- prompt side,
Origin of prompter
adjective, prompt·er, prompt·est.
verb (used with object)
verb (used without object)
- a limit of time given for payment for merchandise purchased, the limit being stated on a note of reminder (prompt note).
- the contract setting the time limit.
Origin of prompt
Examples from the Web for prompter
When you were standing there and realized the wrong speech was in the prompter, what was going through your mind?
On that note, Michael, reading the prompter again in March said, “I will sing all the songs my fans want to hear.”
For once the dog recognised me as more intelligent or, at any rate, prompter than his master, and gave his whole attention to me.Foe-Farrell|Arthur Thomas Quiller-Couch
The suggestion as to warships met with a prompter response than General Lee had expected.The United States and Latin America|John Holladay Latan
The Prompter's business is with the world at large, and the mass of mankind are concerned only with common things.Noah Webster|Horace E. Scudder

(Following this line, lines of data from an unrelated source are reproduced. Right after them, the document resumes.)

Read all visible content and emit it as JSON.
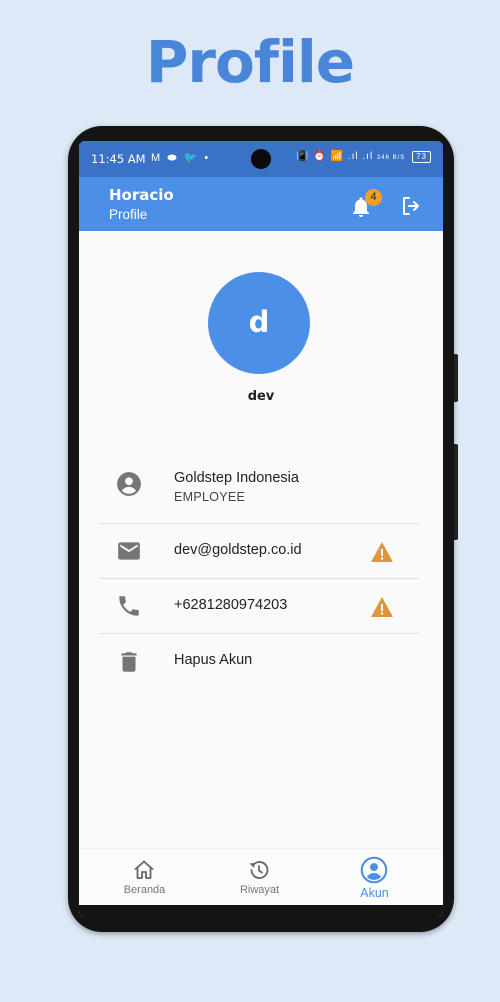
{
  "header": {
    "title": "Profile"
  },
  "status_bar": {
    "time": "11:45 AM",
    "left_icons": "M ⬬ 🐦 •",
    "right_icons": "📳 ⏰ 📶 .ıl .ıl",
    "network_speed": "246 B/S",
    "battery": "73"
  },
  "appbar": {
    "title": "Horacio",
    "subtitle": "Profile",
    "notification_count": "4",
    "accent": "#4c8fe6",
    "badge_color": "#f0a12a"
  },
  "profile": {
    "avatar_letter": "d",
    "username": "dev",
    "company": "Goldstep Indonesia",
    "role": "EMPLOYEE",
    "email": "dev@goldstep.co.id",
    "phone": "+6281280974203",
    "delete_label": "Hapus Akun",
    "warning_color": "#e0963a"
  },
  "bottom_nav": {
    "items": [
      {
        "label": "Beranda",
        "icon": "home-icon",
        "active": false
      },
      {
        "label": "Riwayat",
        "icon": "history-icon",
        "active": false
      },
      {
        "label": "Akun",
        "icon": "account-icon",
        "active": true
      }
    ]
  }
}
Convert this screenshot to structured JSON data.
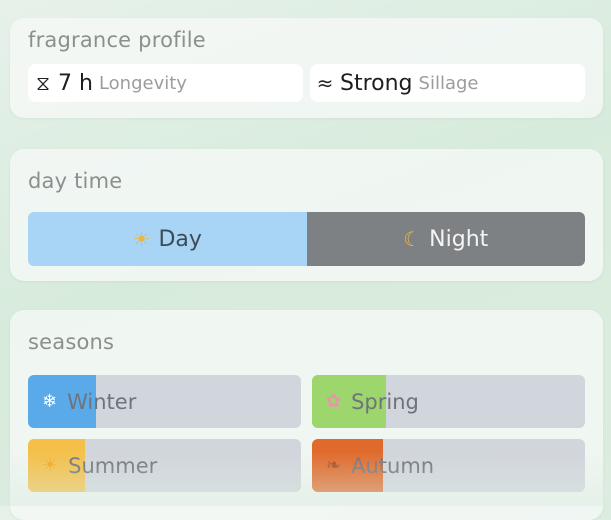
{
  "profile": {
    "title": "fragrance profile",
    "longevity": {
      "icon": "hourglass-icon",
      "glyph": "⧖",
      "value": "7 h",
      "label": "Longevity"
    },
    "sillage": {
      "icon": "waves-icon",
      "glyph": "≈",
      "value": "Strong",
      "label": "Sillage"
    }
  },
  "daytime": {
    "title": "day time",
    "day": {
      "icon": "sun-icon",
      "glyph": "☀",
      "label": "Day",
      "selected": true
    },
    "night": {
      "icon": "moon-icon",
      "glyph": "☾",
      "label": "Night",
      "selected": false
    }
  },
  "seasons": {
    "title": "seasons",
    "items": [
      {
        "id": "winter",
        "icon": "snowflake-icon",
        "glyph": "❄",
        "label": "Winter",
        "level": 0.25,
        "color": "#5aa9e8"
      },
      {
        "id": "spring",
        "icon": "flower-icon",
        "glyph": "✿",
        "label": "Spring",
        "level": 0.27,
        "color": "#9cd66c"
      },
      {
        "id": "summer",
        "icon": "sun-icon",
        "glyph": "☀",
        "label": "Summer",
        "level": 0.21,
        "color": "#f4c04a"
      },
      {
        "id": "autumn",
        "icon": "leaf-icon",
        "glyph": "❧",
        "label": "Autumn",
        "level": 0.26,
        "color": "#e06a2c"
      }
    ]
  }
}
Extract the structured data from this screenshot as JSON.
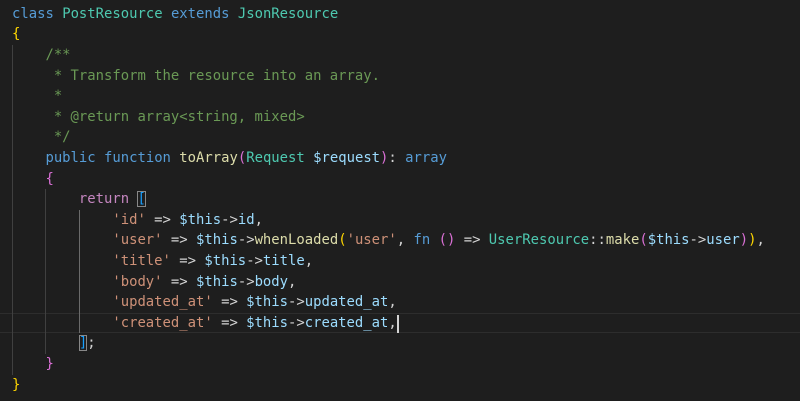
{
  "editor": {
    "theme_colors": {
      "background": "#1e1e1e",
      "keyword": "#569cd6",
      "control": "#c586c0",
      "class": "#4ec9b0",
      "function": "#dcdcaa",
      "variable": "#9cdcfe",
      "string": "#ce9178",
      "comment": "#6a9955",
      "bracket_1": "#ffd700",
      "bracket_2": "#da70d6",
      "bracket_3": "#179fff"
    },
    "cursor": {
      "line": 16
    },
    "lines": [
      [
        [
          "kw",
          "class"
        ],
        [
          "txt",
          " "
        ],
        [
          "cls",
          "PostResource"
        ],
        [
          "txt",
          " "
        ],
        [
          "kw",
          "extends"
        ],
        [
          "txt",
          " "
        ],
        [
          "cls",
          "JsonResource"
        ]
      ],
      [
        [
          "b1",
          "{"
        ]
      ],
      [
        [
          "cmt",
          "    /**"
        ]
      ],
      [
        [
          "cmt",
          "     * Transform the resource into an array."
        ]
      ],
      [
        [
          "cmt",
          "     *"
        ]
      ],
      [
        [
          "cmt",
          "     * @return array<string, mixed>"
        ]
      ],
      [
        [
          "cmt",
          "     */"
        ]
      ],
      [
        [
          "txt",
          "    "
        ],
        [
          "kw",
          "public"
        ],
        [
          "txt",
          " "
        ],
        [
          "kw",
          "function"
        ],
        [
          "txt",
          " "
        ],
        [
          "fn",
          "toArray"
        ],
        [
          "b2",
          "("
        ],
        [
          "cls",
          "Request"
        ],
        [
          "txt",
          " "
        ],
        [
          "var",
          "$request"
        ],
        [
          "b2",
          ")"
        ],
        [
          "txt",
          ": "
        ],
        [
          "kw",
          "array"
        ]
      ],
      [
        [
          "txt",
          "    "
        ],
        [
          "b2",
          "{"
        ]
      ],
      [
        [
          "txt",
          "        "
        ],
        [
          "ctl",
          "return"
        ],
        [
          "txt",
          " "
        ],
        [
          "b3 bm",
          "["
        ]
      ],
      [
        [
          "txt",
          "            "
        ],
        [
          "str",
          "'id'"
        ],
        [
          "txt",
          " => "
        ],
        [
          "var",
          "$this"
        ],
        [
          "txt",
          "->"
        ],
        [
          "var",
          "id"
        ],
        [
          "txt",
          ","
        ]
      ],
      [
        [
          "txt",
          "            "
        ],
        [
          "str",
          "'user'"
        ],
        [
          "txt",
          " => "
        ],
        [
          "var",
          "$this"
        ],
        [
          "txt",
          "->"
        ],
        [
          "fn",
          "whenLoaded"
        ],
        [
          "b1",
          "("
        ],
        [
          "str",
          "'user'"
        ],
        [
          "txt",
          ", "
        ],
        [
          "kw",
          "fn"
        ],
        [
          "txt",
          " "
        ],
        [
          "b2",
          "()"
        ],
        [
          "txt",
          " => "
        ],
        [
          "cls",
          "UserResource"
        ],
        [
          "txt",
          "::"
        ],
        [
          "fn",
          "make"
        ],
        [
          "b2",
          "("
        ],
        [
          "var",
          "$this"
        ],
        [
          "txt",
          "->"
        ],
        [
          "var",
          "user"
        ],
        [
          "b2",
          ")"
        ],
        [
          "b1",
          ")"
        ],
        [
          "txt",
          ","
        ]
      ],
      [
        [
          "txt",
          "            "
        ],
        [
          "str",
          "'title'"
        ],
        [
          "txt",
          " => "
        ],
        [
          "var",
          "$this"
        ],
        [
          "txt",
          "->"
        ],
        [
          "var",
          "title"
        ],
        [
          "txt",
          ","
        ]
      ],
      [
        [
          "txt",
          "            "
        ],
        [
          "str",
          "'body'"
        ],
        [
          "txt",
          " => "
        ],
        [
          "var",
          "$this"
        ],
        [
          "txt",
          "->"
        ],
        [
          "var",
          "body"
        ],
        [
          "txt",
          ","
        ]
      ],
      [
        [
          "txt",
          "            "
        ],
        [
          "str",
          "'updated_at'"
        ],
        [
          "txt",
          " => "
        ],
        [
          "var",
          "$this"
        ],
        [
          "txt",
          "->"
        ],
        [
          "var",
          "updated_at"
        ],
        [
          "txt",
          ","
        ]
      ],
      [
        [
          "txt",
          "            "
        ],
        [
          "str",
          "'created_at'"
        ],
        [
          "txt",
          " => "
        ],
        [
          "var",
          "$this"
        ],
        [
          "txt",
          "->"
        ],
        [
          "var",
          "created_at"
        ],
        [
          "txt",
          ","
        ]
      ],
      [
        [
          "txt",
          "        "
        ],
        [
          "b3 bm",
          "]"
        ],
        [
          "txt",
          ";"
        ]
      ],
      [
        [
          "txt",
          "    "
        ],
        [
          "b2",
          "}"
        ]
      ],
      [
        [
          "b1",
          "}"
        ]
      ]
    ]
  }
}
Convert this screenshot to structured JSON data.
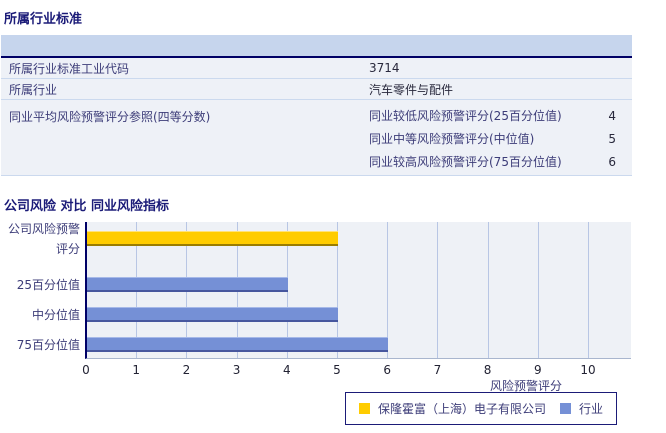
{
  "page": {
    "section1_title": "所属行业标准",
    "section2_title": "公司风险 对比 同业风险指标"
  },
  "table": {
    "rows": [
      {
        "label": "所属行业标准工业代码",
        "value": "3714"
      },
      {
        "label": "所属行业",
        "value": "汽车零件与配件"
      },
      {
        "label": "同业平均风险预警评分参照(四等分数)",
        "subrows": [
          {
            "label": "同业较低风险预警评分(25百分位值)",
            "value": "4"
          },
          {
            "label": "同业中等风险预警评分(中位值)",
            "value": "5"
          },
          {
            "label": "同业较高风险预警评分(75百分位值)",
            "value": "6"
          }
        ]
      }
    ]
  },
  "chart_data": {
    "type": "bar",
    "orientation": "horizontal",
    "title": "公司风险 对比 同业风险指标",
    "categories": [
      "公司风险预警评分",
      "25百分位值",
      "中分位值",
      "75百分位值"
    ],
    "series": [
      {
        "name": "保隆霍富（上海）电子有限公司",
        "color": "#FFCC00",
        "values": [
          5,
          null,
          null,
          null
        ]
      },
      {
        "name": "行业",
        "color": "#7590D6",
        "values": [
          null,
          4,
          5,
          6
        ]
      }
    ],
    "xlabel": "风险预警评分",
    "xlim": [
      0,
      10.85
    ],
    "xticks": [
      0,
      1,
      2,
      3,
      4,
      5,
      6,
      7,
      8,
      9,
      10
    ],
    "grid": true,
    "legend_position": "bottom-right",
    "plot_background": "#EEF1F6",
    "gridline_color": "#B8C6E4",
    "axis_color": "#000066"
  },
  "ui_colors": {
    "table_header_band": "#C6D5ED",
    "table_row_background": "#EEF1F7",
    "title_text": "#1B1B78",
    "label_text": "#3C3C78"
  }
}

The wretch has dared to call on Mr. H. because he found his address in the Prompter.The Battle of The Press|Theophila Carlile Campbell
The actors surpassed themselves, though they had no prompter, and were loudly applauded.The Memoires of Casanova, Complete|Jacques Casanova de Seingalt
- the time limit allowed for payment of the debt incurred by purchasing goods or services on credit
- the contract specifying this time limit
- Also called: prompt notea memorandum sent to a purchaser to remind him of the time limit and the sum due
Word Origin for prompt
1540s, agent noun from prompt (v.)). Earlier was promptator (mid-15c.).
mid-14c., prompten, from Latin promptus, past participle of promere "to bring forth," from pro- "forward" (see pro-) + emere "to take" (see exempt (adj.)). Theatrical sense of "to assist a speaker with lines" is first recorded early 15c. Related: Prompted; prompting.
early 15c., "readiness," from Latin promptus (see prompt (v.)). Meaning "hint, act of prompting" is from 1590s. Computer sense attested by 1977.
early 15c., from Old French prompt and directly from Latin promptus "brought forth," hence "visible, apparent, evident," past participle of promere "to take or bring out or forth" (see prompt (v.)).Related: Promptly; promptitude.